Top of Records to use
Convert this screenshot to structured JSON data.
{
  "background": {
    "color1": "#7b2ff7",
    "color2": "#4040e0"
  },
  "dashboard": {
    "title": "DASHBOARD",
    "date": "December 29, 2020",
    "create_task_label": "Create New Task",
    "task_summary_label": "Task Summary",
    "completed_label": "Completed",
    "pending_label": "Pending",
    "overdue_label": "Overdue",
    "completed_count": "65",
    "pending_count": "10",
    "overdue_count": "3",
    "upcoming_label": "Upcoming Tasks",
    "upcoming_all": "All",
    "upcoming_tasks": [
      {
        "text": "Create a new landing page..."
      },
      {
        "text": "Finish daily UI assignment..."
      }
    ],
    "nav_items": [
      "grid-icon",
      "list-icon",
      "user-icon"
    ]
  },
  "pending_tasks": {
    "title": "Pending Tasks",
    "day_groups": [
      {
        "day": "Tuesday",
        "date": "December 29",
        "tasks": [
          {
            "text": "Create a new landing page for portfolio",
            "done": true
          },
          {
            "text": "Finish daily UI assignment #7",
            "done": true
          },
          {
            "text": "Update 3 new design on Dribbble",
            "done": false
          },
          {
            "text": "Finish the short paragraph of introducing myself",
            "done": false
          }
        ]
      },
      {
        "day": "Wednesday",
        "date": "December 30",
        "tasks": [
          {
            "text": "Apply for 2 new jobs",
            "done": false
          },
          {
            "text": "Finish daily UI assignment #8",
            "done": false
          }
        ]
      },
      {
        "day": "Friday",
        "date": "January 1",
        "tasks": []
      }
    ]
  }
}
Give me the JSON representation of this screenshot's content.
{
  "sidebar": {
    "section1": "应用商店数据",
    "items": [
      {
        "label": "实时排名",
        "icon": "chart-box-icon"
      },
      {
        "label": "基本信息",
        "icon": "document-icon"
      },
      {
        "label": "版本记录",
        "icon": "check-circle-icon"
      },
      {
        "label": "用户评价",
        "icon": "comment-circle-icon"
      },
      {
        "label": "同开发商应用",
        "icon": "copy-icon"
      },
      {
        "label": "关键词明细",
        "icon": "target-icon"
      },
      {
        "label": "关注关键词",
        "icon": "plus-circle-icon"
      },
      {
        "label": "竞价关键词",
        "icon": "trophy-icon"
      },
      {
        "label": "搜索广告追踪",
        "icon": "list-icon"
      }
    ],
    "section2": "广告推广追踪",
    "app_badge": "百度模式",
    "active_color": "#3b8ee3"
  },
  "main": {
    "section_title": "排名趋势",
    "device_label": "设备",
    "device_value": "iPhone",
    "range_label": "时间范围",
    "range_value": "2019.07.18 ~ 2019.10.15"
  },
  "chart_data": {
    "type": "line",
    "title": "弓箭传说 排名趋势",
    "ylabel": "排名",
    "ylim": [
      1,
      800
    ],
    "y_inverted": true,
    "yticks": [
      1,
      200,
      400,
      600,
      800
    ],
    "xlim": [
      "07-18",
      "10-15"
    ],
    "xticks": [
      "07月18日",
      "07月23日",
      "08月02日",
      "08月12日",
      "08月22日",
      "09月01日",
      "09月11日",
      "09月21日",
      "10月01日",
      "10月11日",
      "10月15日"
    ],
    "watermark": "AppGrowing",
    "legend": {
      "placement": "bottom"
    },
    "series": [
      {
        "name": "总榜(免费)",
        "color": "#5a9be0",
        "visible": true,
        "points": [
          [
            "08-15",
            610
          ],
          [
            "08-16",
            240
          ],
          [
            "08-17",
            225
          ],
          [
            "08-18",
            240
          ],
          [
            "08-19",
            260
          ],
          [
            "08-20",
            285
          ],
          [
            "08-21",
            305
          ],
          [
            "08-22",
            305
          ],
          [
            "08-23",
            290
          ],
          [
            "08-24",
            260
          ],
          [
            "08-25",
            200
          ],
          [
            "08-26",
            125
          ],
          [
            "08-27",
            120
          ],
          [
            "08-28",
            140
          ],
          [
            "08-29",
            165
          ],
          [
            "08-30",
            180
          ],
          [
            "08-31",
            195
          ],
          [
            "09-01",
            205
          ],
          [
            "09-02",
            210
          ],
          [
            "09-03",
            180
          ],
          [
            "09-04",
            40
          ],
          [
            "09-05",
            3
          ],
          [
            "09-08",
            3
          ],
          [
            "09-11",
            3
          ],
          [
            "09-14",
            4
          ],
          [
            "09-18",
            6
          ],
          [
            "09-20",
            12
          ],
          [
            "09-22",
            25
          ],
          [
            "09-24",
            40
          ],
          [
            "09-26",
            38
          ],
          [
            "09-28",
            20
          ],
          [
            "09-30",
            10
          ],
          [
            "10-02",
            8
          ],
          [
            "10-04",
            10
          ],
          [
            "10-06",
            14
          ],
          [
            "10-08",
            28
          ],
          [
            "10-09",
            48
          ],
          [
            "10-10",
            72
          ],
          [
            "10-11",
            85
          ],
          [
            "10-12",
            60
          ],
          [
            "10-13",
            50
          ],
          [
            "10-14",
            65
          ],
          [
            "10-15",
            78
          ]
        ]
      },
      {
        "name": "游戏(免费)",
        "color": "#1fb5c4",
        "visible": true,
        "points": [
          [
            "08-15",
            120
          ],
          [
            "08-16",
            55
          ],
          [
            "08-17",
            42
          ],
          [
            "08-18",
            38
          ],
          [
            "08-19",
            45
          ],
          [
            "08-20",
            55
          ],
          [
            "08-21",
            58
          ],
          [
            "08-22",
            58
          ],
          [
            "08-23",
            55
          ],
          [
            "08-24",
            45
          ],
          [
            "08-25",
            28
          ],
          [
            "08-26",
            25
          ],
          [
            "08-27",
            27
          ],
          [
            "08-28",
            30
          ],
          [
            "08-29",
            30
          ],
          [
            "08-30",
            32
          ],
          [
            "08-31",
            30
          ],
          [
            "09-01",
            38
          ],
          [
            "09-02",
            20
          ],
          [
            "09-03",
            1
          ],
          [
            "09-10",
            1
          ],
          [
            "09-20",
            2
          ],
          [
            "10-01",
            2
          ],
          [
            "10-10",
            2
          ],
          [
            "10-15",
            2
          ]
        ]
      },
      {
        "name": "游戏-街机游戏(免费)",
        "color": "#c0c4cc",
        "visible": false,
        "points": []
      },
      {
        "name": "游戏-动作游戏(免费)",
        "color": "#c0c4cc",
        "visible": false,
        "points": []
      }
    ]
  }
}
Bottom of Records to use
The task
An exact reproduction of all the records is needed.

Exercise solution
Convert this screenshot to structured JSON data.
{
  "background": {
    "color1": "#7b2ff7",
    "color2": "#4040e0"
  },
  "dashboard": {
    "title": "DASHBOARD",
    "date": "December 29, 2020",
    "create_task_label": "Create New Task",
    "task_summary_label": "Task Summary",
    "completed_label": "Completed",
    "pending_label": "Pending",
    "overdue_label": "Overdue",
    "completed_count": "65",
    "pending_count": "10",
    "overdue_count": "3",
    "upcoming_label": "Upcoming Tasks",
    "upcoming_all": "All",
    "upcoming_tasks": [
      {
        "text": "Create a new landing page..."
      },
      {
        "text": "Finish daily UI assignment..."
      }
    ],
    "nav_items": [
      "grid-icon",
      "list-icon",
      "user-icon"
    ]
  },
  "pending_tasks": {
    "title": "Pending Tasks",
    "day_groups": [
      {
        "day": "Tuesday",
        "date": "December 29",
        "tasks": [
          {
            "text": "Create a new landing page for portfolio",
            "done": true
          },
          {
            "text": "Finish daily UI assignment #7",
            "done": true
          },
          {
            "text": "Update 3 new design on Dribbble",
            "done": false
          },
          {
            "text": "Finish the short paragraph of introducing myself",
            "done": false
          }
        ]
      },
      {
        "day": "Wednesday",
        "date": "December 30",
        "tasks": [
          {
            "text": "Apply for 2 new jobs",
            "done": false
          },
          {
            "text": "Finish daily UI assignment #8",
            "done": false
          }
        ]
      },
      {
        "day": "Friday",
        "date": "January 1",
        "tasks": []
      }
    ]
  }
}
Give me the JSON representation of this screenshot's content.
{
  "sidebar": {
    "section1": "应用商店数据",
    "items": [
      {
        "label": "实时排名",
        "icon": "chart-box-icon"
      },
      {
        "label": "基本信息",
        "icon": "document-icon"
      },
      {
        "label": "版本记录",
        "icon": "check-circle-icon"
      },
      {
        "label": "用户评价",
        "icon": "comment-circle-icon"
      },
      {
        "label": "同开发商应用",
        "icon": "copy-icon"
      },
      {
        "label": "关键词明细",
        "icon": "target-icon"
      },
      {
        "label": "关注关键词",
        "icon": "plus-circle-icon"
      },
      {
        "label": "竞价关键词",
        "icon": "trophy-icon"
      },
      {
        "label": "搜索广告追踪",
        "icon": "list-icon"
      }
    ],
    "section2": "广告推广追踪",
    "app_badge": "百度模式",
    "active_color": "#3b8ee3"
  },
  "main": {
    "section_title": "排名趋势",
    "device_label": "设备",
    "device_value": "iPhone",
    "range_label": "时间范围",
    "range_value": "2019.07.18 ~ 2019.10.15"
  },
  "chart_data": {
    "type": "line",
    "title": "弓箭传说 排名趋势",
    "ylabel": "排名",
    "ylim": [
      1,
      800
    ],
    "y_inverted": true,
    "yticks": [
      1,
      200,
      400,
      600,
      800
    ],
    "xlim": [
      "07-18",
      "10-15"
    ],
    "xticks": [
      "07月18日",
      "07月23日",
      "08月02日",
      "08月12日",
      "08月22日",
      "09月01日",
      "09月11日",
      "09月21日",
      "10月01日",
      "10月11日",
      "10月15日"
    ],
    "watermark": "AppGrowing",
    "legend": {
      "placement": "bottom"
    },
    "series": [
      {
        "name": "总榜(免费)",
        "color": "#5a9be0",
        "visible": true,
        "points": [
          [
            "08-15",
            610
          ],
          [
            "08-16",
            240
          ],
          [
            "08-17",
            225
          ],
          [
            "08-18",
            240
          ],
          [
            "08-19",
            260
          ],
          [
            "08-20",
            285
          ],
          [
            "08-21",
            305
          ],
          [
            "08-22",
            305
          ],
          [
            "08-23",
            290
          ],
          [
            "08-24",
            260
          ],
          [
            "08-25",
            200
          ],
          [
            "08-26",
            125
          ],
          [
            "08-27",
            120
          ],
          [
            "08-28",
            140
          ],
          [
            "08-29",
            165
          ],
          [
            "08-30",
            180
          ],
          [
            "08-31",
            195
          ],
          [
            "09-01",
            205
          ],
          [
            "09-02",
            210
          ],
          [
            "09-03",
            180
          ],
          [
            "09-04",
            40
          ],
          [
            "09-05",
            3
          ],
          [
            "09-08",
            3
          ],
          [
            "09-11",
            3
          ],
          [
            "09-14",
            4
          ],
          [
            "09-18",
            6
          ],
          [
            "09-20",
            12
          ],
          [
            "09-22",
            25
          ],
          [
            "09-24",
            40
          ],
          [
            "09-26",
            38
          ],
          [
            "09-28",
            20
          ],
          [
            "09-30",
            10
          ],
          [
            "10-02",
            8
          ],
          [
            "10-04",
            10
          ],
          [
            "10-06",
            14
          ],
          [
            "10-08",
            28
          ],
          [
            "10-09",
            48
          ],
          [
            "10-10",
            72
          ],
          [
            "10-11",
            85
          ],
          [
            "10-12",
            60
          ],
          [
            "10-13",
            50
          ],
          [
            "10-14",
            65
          ],
          [
            "10-15",
            78
          ]
        ]
      },
      {
        "name": "游戏(免费)",
        "color": "#1fb5c4",
        "visible": true,
        "points": [
          [
            "08-15",
            120
          ],
          [
            "08-16",
            55
          ],
          [
            "08-17",
            42
          ],
          [
            "08-18",
            38
          ],
          [
            "08-19",
            45
          ],
          [
            "08-20",
            55
          ],
          [
            "08-21",
            58
          ],
          [
            "08-22",
            58
          ],
          [
            "08-23",
            55
          ],
          [
            "08-24",
            45
          ],
          [
            "08-25",
            28
          ],
          [
            "08-26",
            25
          ],
          [
            "08-27",
            27
          ],
          [
            "08-28",
            30
          ],
          [
            "08-29",
            30
          ],
          [
            "08-30",
            32
          ],
          [
            "08-31",
            30
          ],
          [
            "09-01",
            38
          ],
          [
            "09-02",
            20
          ],
          [
            "09-03",
            1
          ],
          [
            "09-10",
            1
          ],
          [
            "09-20",
            2
          ],
          [
            "10-01",
            2
          ],
          [
            "10-10",
            2
          ],
          [
            "10-15",
            2
          ]
        ]
      },
      {
        "name": "游戏-街机游戏(免费)",
        "color": "#c0c4cc",
        "visible": false,
        "points": []
      },
      {
        "name": "游戏-动作游戏(免费)",
        "color": "#c0c4cc",
        "visible": false,
        "points": []
      }
    ]
  }
}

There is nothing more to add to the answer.